_WHAT THIS TASK INVOLVES_
The listing that follows must be given again in full and exactly.

_SOURCE INFORMATION_
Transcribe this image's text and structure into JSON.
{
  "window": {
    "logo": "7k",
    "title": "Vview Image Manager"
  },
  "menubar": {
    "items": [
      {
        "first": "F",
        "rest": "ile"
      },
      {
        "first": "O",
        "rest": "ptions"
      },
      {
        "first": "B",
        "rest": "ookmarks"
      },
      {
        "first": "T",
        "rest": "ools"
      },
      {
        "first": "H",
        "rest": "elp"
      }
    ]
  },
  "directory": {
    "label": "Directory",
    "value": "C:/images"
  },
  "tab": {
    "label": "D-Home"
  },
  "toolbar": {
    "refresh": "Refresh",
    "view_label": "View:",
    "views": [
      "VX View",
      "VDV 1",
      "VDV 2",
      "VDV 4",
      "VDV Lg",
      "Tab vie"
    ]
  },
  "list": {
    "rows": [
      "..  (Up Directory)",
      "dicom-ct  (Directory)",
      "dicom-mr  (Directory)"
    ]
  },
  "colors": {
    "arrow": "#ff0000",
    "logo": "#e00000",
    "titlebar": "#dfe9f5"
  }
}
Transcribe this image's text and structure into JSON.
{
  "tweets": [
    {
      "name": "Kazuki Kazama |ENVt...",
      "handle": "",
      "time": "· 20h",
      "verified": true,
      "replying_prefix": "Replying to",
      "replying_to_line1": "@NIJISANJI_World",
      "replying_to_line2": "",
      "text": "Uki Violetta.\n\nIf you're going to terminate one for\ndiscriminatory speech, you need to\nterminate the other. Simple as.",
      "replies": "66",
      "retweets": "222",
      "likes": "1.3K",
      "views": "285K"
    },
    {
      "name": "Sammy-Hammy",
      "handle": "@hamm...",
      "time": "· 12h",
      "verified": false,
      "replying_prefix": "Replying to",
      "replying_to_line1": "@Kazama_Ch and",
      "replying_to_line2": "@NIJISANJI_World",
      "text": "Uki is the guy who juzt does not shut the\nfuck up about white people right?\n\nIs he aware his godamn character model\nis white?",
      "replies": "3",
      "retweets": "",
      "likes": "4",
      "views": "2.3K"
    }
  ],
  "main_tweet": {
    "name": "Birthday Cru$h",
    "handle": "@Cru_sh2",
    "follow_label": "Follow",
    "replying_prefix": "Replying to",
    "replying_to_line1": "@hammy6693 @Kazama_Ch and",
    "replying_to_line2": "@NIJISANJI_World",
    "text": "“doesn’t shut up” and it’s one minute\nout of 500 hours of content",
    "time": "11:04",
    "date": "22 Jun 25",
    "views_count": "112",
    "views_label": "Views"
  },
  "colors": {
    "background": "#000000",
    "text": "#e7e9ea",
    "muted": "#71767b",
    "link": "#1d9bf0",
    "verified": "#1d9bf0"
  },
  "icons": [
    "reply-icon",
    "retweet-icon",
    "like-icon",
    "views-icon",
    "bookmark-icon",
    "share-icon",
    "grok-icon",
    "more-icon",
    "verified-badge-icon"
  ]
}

_COMPLETED EXERCISE_
Transcribe this image's text and structure into JSON.
{
  "window": {
    "logo": "7k",
    "title": "Vview Image Manager"
  },
  "menubar": {
    "items": [
      {
        "first": "F",
        "rest": "ile"
      },
      {
        "first": "O",
        "rest": "ptions"
      },
      {
        "first": "B",
        "rest": "ookmarks"
      },
      {
        "first": "T",
        "rest": "ools"
      },
      {
        "first": "H",
        "rest": "elp"
      }
    ]
  },
  "directory": {
    "label": "Directory",
    "value": "C:/images"
  },
  "tab": {
    "label": "D-Home"
  },
  "toolbar": {
    "refresh": "Refresh",
    "view_label": "View:",
    "views": [
      "VX View",
      "VDV 1",
      "VDV 2",
      "VDV 4",
      "VDV Lg",
      "Tab vie"
    ]
  },
  "list": {
    "rows": [
      "..  (Up Directory)",
      "dicom-ct  (Directory)",
      "dicom-mr  (Directory)"
    ]
  },
  "colors": {
    "arrow": "#ff0000",
    "logo": "#e00000",
    "titlebar": "#dfe9f5"
  }
}
Transcribe this image's text and structure into JSON.
{
  "tweets": [
    {
      "name": "Kazuki Kazama |ENVt...",
      "handle": "",
      "time": "· 20h",
      "verified": true,
      "replying_prefix": "Replying to",
      "replying_to_line1": "@NIJISANJI_World",
      "replying_to_line2": "",
      "text": "Uki Violetta.\n\nIf you're going to terminate one for\ndiscriminatory speech, you need to\nterminate the other. Simple as.",
      "replies": "66",
      "retweets": "222",
      "likes": "1.3K",
      "views": "285K"
    },
    {
      "name": "Sammy-Hammy",
      "handle": "@hamm...",
      "time": "· 12h",
      "verified": false,
      "replying_prefix": "Replying to",
      "replying_to_line1": "@Kazama_Ch and",
      "replying_to_line2": "@NIJISANJI_World",
      "text": "Uki is the guy who juzt does not shut the\nfuck up about white people right?\n\nIs he aware his godamn character model\nis white?",
      "replies": "3",
      "retweets": "",
      "likes": "4",
      "views": "2.3K"
    }
  ],
  "main_tweet": {
    "name": "Birthday Cru$h",
    "handle": "@Cru_sh2",
    "follow_label": "Follow",
    "replying_prefix": "Replying to",
    "replying_to_line1": "@hammy6693 @Kazama_Ch and",
    "replying_to_line2": "@NIJISANJI_World",
    "text": "“doesn’t shut up” and it’s one minute\nout of 500 hours of content",
    "time": "11:04",
    "date": "22 Jun 25",
    "views_count": "112",
    "views_label": "Views"
  },
  "colors": {
    "background": "#000000",
    "text": "#e7e9ea",
    "muted": "#71767b",
    "link": "#1d9bf0",
    "verified": "#1d9bf0"
  },
  "icons": [
    "reply-icon",
    "retweet-icon",
    "like-icon",
    "views-icon",
    "bookmark-icon",
    "share-icon",
    "grok-icon",
    "more-icon",
    "verified-badge-icon"
  ]
}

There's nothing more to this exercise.